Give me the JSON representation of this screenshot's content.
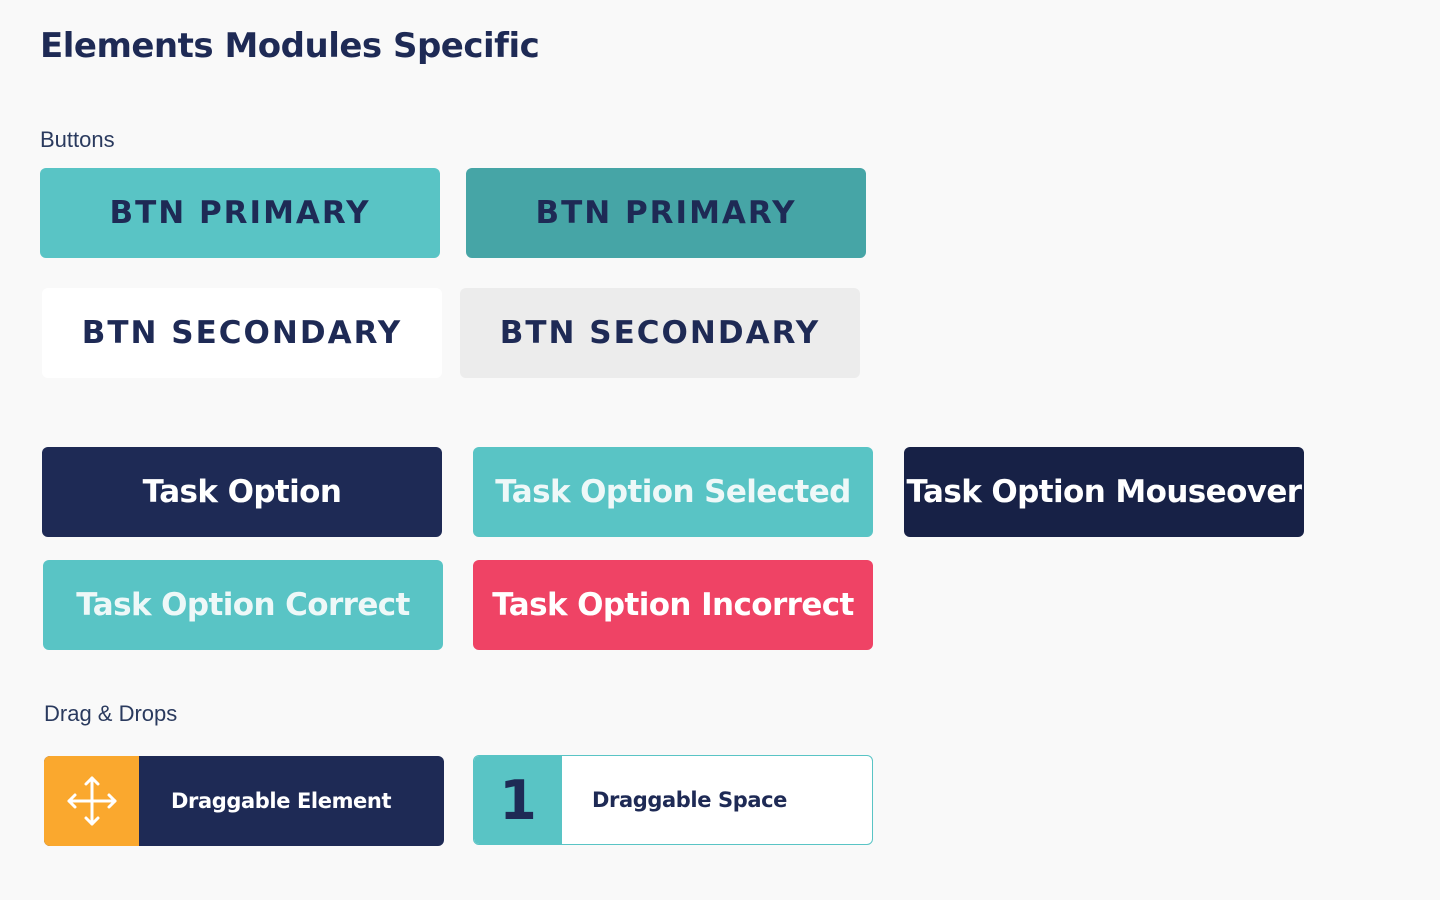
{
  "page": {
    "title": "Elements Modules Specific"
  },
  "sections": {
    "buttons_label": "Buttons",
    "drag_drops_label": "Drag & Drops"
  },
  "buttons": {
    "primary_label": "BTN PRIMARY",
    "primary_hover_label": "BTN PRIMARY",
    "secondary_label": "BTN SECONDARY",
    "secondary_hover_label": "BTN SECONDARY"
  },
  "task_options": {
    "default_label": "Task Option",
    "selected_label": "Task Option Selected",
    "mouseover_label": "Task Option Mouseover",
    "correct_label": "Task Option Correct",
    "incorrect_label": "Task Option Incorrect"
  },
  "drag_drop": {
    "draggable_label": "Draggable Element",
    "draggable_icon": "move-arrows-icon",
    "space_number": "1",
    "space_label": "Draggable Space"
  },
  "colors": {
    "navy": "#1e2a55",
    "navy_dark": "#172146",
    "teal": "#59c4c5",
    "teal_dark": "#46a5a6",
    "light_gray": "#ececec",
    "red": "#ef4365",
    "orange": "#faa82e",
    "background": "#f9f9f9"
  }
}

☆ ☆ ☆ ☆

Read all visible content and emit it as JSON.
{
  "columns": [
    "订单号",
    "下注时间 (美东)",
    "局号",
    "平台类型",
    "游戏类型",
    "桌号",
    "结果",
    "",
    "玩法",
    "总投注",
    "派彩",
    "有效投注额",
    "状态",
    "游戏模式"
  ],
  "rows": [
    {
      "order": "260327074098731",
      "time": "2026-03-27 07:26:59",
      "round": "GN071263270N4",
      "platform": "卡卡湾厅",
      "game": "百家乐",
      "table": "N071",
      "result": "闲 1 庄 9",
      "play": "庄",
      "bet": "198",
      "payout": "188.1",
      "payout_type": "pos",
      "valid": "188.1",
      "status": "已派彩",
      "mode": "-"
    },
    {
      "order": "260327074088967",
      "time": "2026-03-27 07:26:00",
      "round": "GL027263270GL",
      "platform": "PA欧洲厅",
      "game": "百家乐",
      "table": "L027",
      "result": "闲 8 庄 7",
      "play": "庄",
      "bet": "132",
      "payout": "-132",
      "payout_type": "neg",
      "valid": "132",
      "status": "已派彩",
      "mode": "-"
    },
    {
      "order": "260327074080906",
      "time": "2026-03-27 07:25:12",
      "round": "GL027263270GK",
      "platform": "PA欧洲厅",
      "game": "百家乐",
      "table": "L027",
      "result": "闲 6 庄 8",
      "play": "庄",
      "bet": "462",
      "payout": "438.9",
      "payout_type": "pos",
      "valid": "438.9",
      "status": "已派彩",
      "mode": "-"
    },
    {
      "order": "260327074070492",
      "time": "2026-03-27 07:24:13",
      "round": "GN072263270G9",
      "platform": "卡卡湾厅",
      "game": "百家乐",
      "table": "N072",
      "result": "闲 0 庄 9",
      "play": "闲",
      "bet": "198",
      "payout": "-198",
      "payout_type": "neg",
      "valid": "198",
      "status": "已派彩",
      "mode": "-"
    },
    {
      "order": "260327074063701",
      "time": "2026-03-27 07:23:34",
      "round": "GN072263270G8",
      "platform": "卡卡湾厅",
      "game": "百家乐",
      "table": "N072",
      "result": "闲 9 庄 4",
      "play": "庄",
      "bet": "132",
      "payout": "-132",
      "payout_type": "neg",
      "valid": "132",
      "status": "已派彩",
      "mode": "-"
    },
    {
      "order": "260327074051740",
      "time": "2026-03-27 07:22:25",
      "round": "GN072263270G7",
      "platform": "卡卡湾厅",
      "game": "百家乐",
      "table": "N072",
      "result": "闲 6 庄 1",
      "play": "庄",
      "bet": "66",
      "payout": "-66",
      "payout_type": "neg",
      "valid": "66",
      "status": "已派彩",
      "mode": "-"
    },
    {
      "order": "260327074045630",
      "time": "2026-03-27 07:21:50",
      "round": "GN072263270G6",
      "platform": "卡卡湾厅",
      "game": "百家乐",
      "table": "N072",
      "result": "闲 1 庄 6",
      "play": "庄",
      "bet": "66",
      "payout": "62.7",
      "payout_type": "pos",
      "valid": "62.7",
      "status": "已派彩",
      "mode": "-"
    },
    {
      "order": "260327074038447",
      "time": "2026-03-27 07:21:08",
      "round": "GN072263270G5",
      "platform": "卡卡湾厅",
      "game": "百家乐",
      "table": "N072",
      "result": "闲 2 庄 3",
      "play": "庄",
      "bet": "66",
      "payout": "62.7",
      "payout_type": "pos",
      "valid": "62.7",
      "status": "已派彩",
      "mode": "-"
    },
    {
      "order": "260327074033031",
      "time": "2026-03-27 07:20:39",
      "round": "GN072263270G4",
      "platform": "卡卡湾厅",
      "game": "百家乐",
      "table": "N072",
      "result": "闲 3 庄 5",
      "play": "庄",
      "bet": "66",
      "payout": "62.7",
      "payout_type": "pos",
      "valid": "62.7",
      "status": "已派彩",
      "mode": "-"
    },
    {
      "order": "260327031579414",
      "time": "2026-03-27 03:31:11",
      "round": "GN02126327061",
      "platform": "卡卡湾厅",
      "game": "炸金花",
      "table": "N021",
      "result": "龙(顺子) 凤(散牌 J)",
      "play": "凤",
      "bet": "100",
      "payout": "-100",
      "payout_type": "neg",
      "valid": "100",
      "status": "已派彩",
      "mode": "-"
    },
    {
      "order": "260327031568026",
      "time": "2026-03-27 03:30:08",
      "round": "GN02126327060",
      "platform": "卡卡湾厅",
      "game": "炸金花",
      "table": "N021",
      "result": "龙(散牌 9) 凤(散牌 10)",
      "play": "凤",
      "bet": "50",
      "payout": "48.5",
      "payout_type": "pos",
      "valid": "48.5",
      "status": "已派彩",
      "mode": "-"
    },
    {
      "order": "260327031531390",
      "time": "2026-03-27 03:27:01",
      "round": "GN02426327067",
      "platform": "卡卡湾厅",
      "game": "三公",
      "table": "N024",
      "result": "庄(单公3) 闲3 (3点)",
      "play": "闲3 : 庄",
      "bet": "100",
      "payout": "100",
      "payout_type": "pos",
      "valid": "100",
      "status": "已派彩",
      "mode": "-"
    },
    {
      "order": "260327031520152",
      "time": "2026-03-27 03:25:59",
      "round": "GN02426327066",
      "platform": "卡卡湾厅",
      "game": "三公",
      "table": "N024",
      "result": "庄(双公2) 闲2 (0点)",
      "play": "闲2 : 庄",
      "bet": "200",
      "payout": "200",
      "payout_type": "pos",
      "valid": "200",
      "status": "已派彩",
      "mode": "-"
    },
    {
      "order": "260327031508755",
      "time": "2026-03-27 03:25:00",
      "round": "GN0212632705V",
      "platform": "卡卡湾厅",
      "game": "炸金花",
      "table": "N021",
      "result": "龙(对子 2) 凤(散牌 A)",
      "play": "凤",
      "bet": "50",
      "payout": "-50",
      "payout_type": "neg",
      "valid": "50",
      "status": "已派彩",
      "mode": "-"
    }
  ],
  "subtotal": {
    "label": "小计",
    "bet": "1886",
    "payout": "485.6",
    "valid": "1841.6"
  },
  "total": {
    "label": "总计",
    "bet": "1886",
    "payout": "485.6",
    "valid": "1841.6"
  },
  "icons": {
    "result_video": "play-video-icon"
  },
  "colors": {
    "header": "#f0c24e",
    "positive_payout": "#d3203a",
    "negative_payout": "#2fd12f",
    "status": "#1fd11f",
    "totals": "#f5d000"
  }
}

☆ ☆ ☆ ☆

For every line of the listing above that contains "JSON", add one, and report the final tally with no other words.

→ **Solution to this exercise**: 2